— AIM OF THE TASK —
Those lines of the records that contain "title" are to be located and copied.

— ENTRIES PROVIDED —
-------------------------
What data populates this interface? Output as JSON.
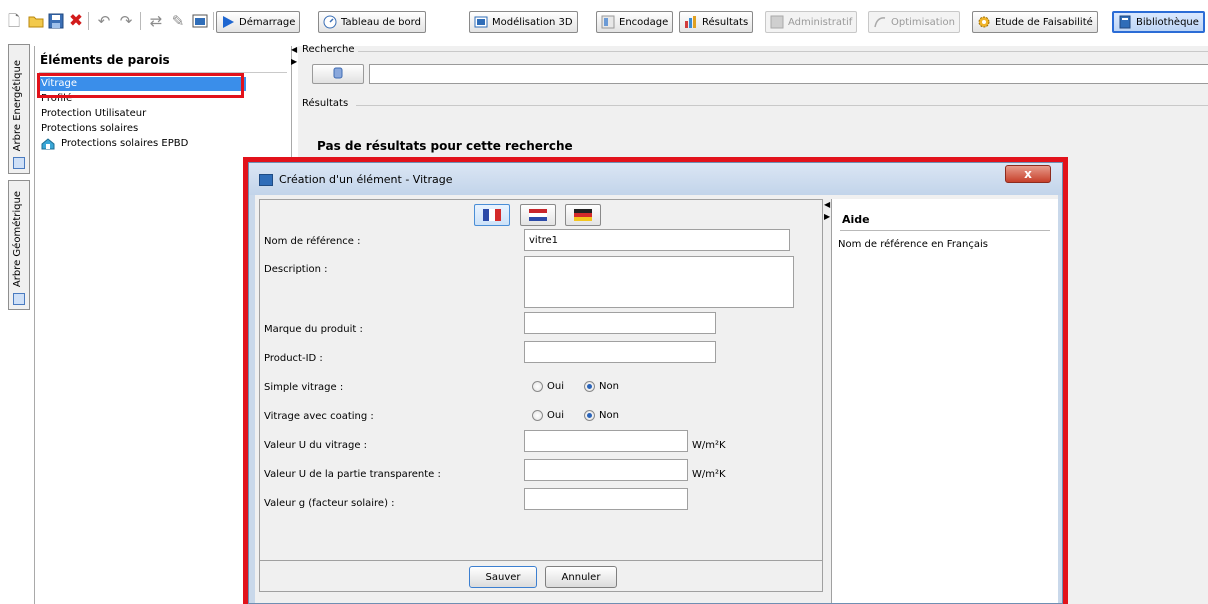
{
  "toolbar": {
    "buttons": [
      {
        "label": "Démarrage"
      },
      {
        "label": "Tableau de bord"
      },
      {
        "label": "Modélisation 3D"
      },
      {
        "label": "Encodage"
      },
      {
        "label": "Résultats"
      },
      {
        "label": "Administratif",
        "disabled": true
      },
      {
        "label": "Optimisation",
        "disabled": true
      },
      {
        "label": "Etude de Faisabilité"
      },
      {
        "label": "Bibliothèque",
        "active": true
      }
    ]
  },
  "side_tabs": {
    "energy": "Arbre Energétique",
    "geometry": "Arbre Géométrique"
  },
  "tree": {
    "title": "Éléments de parois",
    "items": [
      {
        "label": "Vitrage",
        "selected": true
      },
      {
        "label": "Profilé"
      },
      {
        "label": "Protection Utilisateur"
      },
      {
        "label": "Protections solaires"
      },
      {
        "label": "Protections solaires EPBD",
        "icon": "house-icon"
      }
    ]
  },
  "search": {
    "group_label": "Recherche",
    "value": "",
    "results_label": "Résultats",
    "no_results": "Pas de résultats pour cette recherche"
  },
  "dialog": {
    "title": "Création d'un élément - Vitrage",
    "close_label": "x",
    "languages": [
      "fr-flag-icon",
      "nl-flag-icon",
      "de-flag-icon"
    ],
    "fields": {
      "reference_name": {
        "label": "Nom de référence :",
        "value": "vitre1"
      },
      "description": {
        "label": "Description :",
        "value": ""
      },
      "brand": {
        "label": "Marque du produit :",
        "value": ""
      },
      "product_id": {
        "label": "Product-ID :",
        "value": ""
      },
      "single_glazing": {
        "label": "Simple vitrage :",
        "yes": "Oui",
        "no": "Non",
        "selected": "Non"
      },
      "coating": {
        "label": "Vitrage avec coating :",
        "yes": "Oui",
        "no": "Non",
        "selected": "Non"
      },
      "u_glazing": {
        "label": "Valeur U du vitrage :",
        "value": "",
        "unit": "W/m²K"
      },
      "u_transparent": {
        "label": "Valeur U de la partie transparente :",
        "value": "",
        "unit": "W/m²K"
      },
      "g_value": {
        "label": "Valeur g (facteur solaire) :",
        "value": ""
      }
    },
    "save_label": "Sauver",
    "cancel_label": "Annuler",
    "help": {
      "title": "Aide",
      "text": "Nom de référence en Français"
    }
  },
  "colors": {
    "highlight": "#e2121b",
    "selection": "#3a8eea",
    "dialog_frame": "#c9d8ea"
  }
}
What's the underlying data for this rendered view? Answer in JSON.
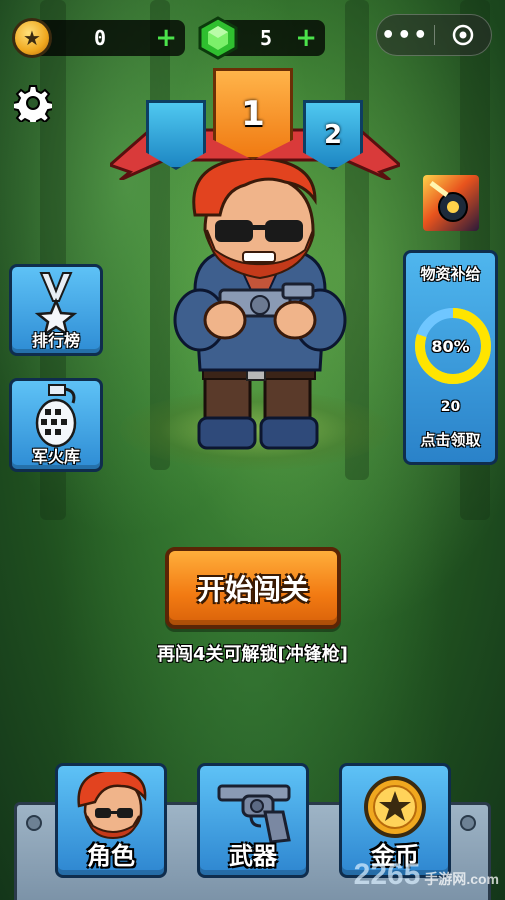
{
  "top_bar": {
    "coins": "0",
    "gems": "5",
    "coin_add": "+",
    "gem_add": "+",
    "menu_dots": "•••"
  },
  "levels": {
    "current": "1",
    "next": "2"
  },
  "side_menu": {
    "leaderboard_label": "排行榜",
    "armory_label": "军火库"
  },
  "supply": {
    "title": "物资补给",
    "progress_text": "80%",
    "progress": 0.8,
    "count": "20",
    "claim_label": "点击领取"
  },
  "main": {
    "start_label": "开始闯关",
    "unlock_hint": "再闯4关可解锁[冲锋枪]"
  },
  "bottom_nav": {
    "character_label": "角色",
    "weapon_label": "武器",
    "coins_label": "金币"
  },
  "watermark": {
    "logo": "2265",
    "sub": "手游网",
    "domain": ".com"
  },
  "colors": {
    "accent_orange": "#f27a12",
    "panel_blue": "#3fa3e6",
    "ring_yellow": "#ffe400",
    "plus_green": "#4be34b"
  },
  "icons": {
    "coin": "star-coin-icon",
    "gem": "green-gem-icon",
    "settings": "gear-icon",
    "leaderboard": "medal-icon",
    "armory": "grenade-icon",
    "weapon": "revolver-icon"
  }
}
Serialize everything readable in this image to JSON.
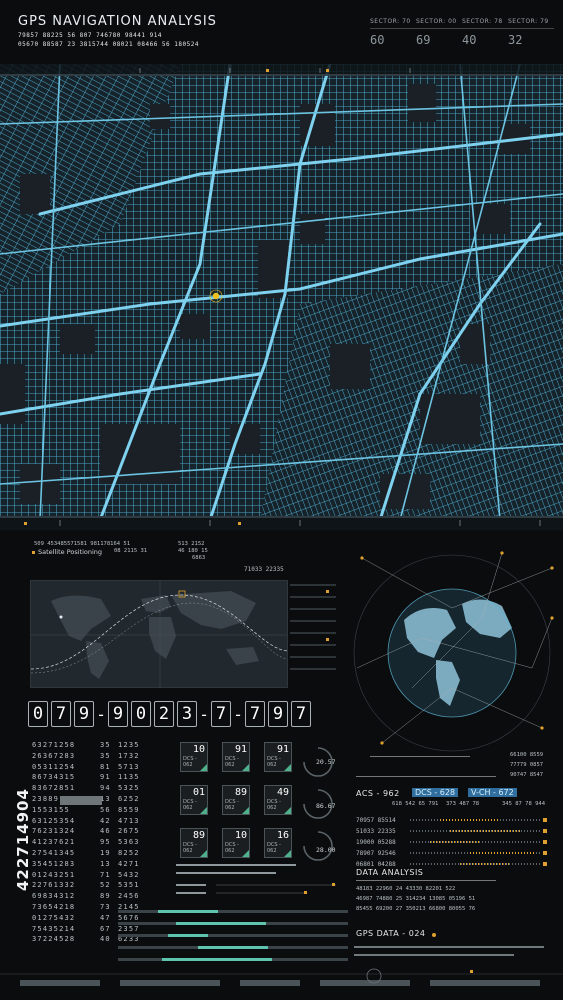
{
  "header": {
    "title": "GPS NAVIGATION ANALYSIS",
    "code_rows": [
      "79857  88225  56  807  746780  98441  914",
      "05670  88587  23  3815744   08021  08466  56  180524"
    ],
    "sectors": [
      {
        "label": "SECTOR: 70",
        "value": "60"
      },
      {
        "label": "SECTOR: 00",
        "value": "69"
      },
      {
        "label": "SECTOR: 78",
        "value": "40"
      },
      {
        "label": "SECTOR: 79",
        "value": "32"
      }
    ]
  },
  "satellite": {
    "title": "Satellite Positioning",
    "codes": [
      "509  453485571581  981178164 51",
      "08  2115  31",
      "513  2152",
      "46  180  15",
      "6863"
    ],
    "readout": "71033  22335"
  },
  "counter": {
    "digits": [
      "0",
      "7",
      "9",
      "-",
      "9",
      "0",
      "2",
      "3",
      "-",
      "7",
      "-",
      "7",
      "9",
      "7"
    ]
  },
  "numcols": {
    "col1": [
      "63271258",
      "26367283",
      "05311254",
      "86734315",
      "83672851",
      "23889",
      "1553155",
      "63125354",
      "76231324",
      "41237621",
      "27541345",
      "35451283",
      "01243251",
      "22761332",
      "69834312",
      "73654218",
      "01275432",
      "75435214",
      "37224528"
    ],
    "col2": [
      "35",
      "35",
      "81",
      "91",
      "94",
      "13",
      "56",
      "42",
      "46",
      "95",
      "19",
      "13",
      "71",
      "52",
      "89",
      "73",
      "47",
      "67",
      "40"
    ],
    "col3": [
      "1235",
      "1732",
      "5713",
      "1135",
      "5325",
      "6252",
      "8559",
      "4713",
      "2675",
      "5363",
      "8252",
      "4271",
      "5432",
      "5351",
      "2456",
      "2145",
      "5676",
      "2357",
      "6233"
    ]
  },
  "tiles": [
    {
      "value": "10",
      "label": "DCS - 062"
    },
    {
      "value": "91",
      "label": "DCS - 062"
    },
    {
      "value": "91",
      "label": "DCS - 062"
    },
    {
      "value": "01",
      "label": "DCS - 062"
    },
    {
      "value": "89",
      "label": "DCS - 062"
    },
    {
      "value": "49",
      "label": "DCS - 062"
    },
    {
      "value": "89",
      "label": "DCS - 062"
    },
    {
      "value": "10",
      "label": "DCS - 062"
    },
    {
      "value": "16",
      "label": "DCS - 062"
    }
  ],
  "gauges": [
    "20.57",
    "86.67",
    "28.00"
  ],
  "right": {
    "readouts": [
      "66100  8559",
      "77779  0857",
      "90747  8547"
    ],
    "acs": "ACS - 962",
    "dcs_hl": "DCS - 628",
    "vch_hl": "V-CH - 672",
    "acs_nums": "618 542 65  791",
    "vch_nums": "373 487 78",
    "tail_nums": "345 87 78  944",
    "data_rows": [
      "70957  85514",
      "51033  22335",
      "19000  05288",
      "78907  92546",
      "06801  04288"
    ],
    "data_analysis": "DATA ANALYSIS",
    "da_rows": [
      "48183  22960  24  43330  82201  522",
      "46987  74880  25  314234  13085  05196  51",
      "85455  69200  27  350213  66800  80055  76"
    ],
    "gps_data": "GPS DATA - 024"
  },
  "watermark": "422714904",
  "colors": {
    "street": "#5fb8d6",
    "block": "#1a2026",
    "accent": "#e0a030",
    "highlight": "#2f6e9e"
  }
}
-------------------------
— SOLUTION TO THIS EXERCISE —
    "title": "Éléments de parois",
    "title": "Création d'un élément - Vitrage",
      "title": "Aide",
    "title": "物资补给",
    "title": "GPS NAVIGATION ANALYSIS",
    "title": "Satellite Positioning",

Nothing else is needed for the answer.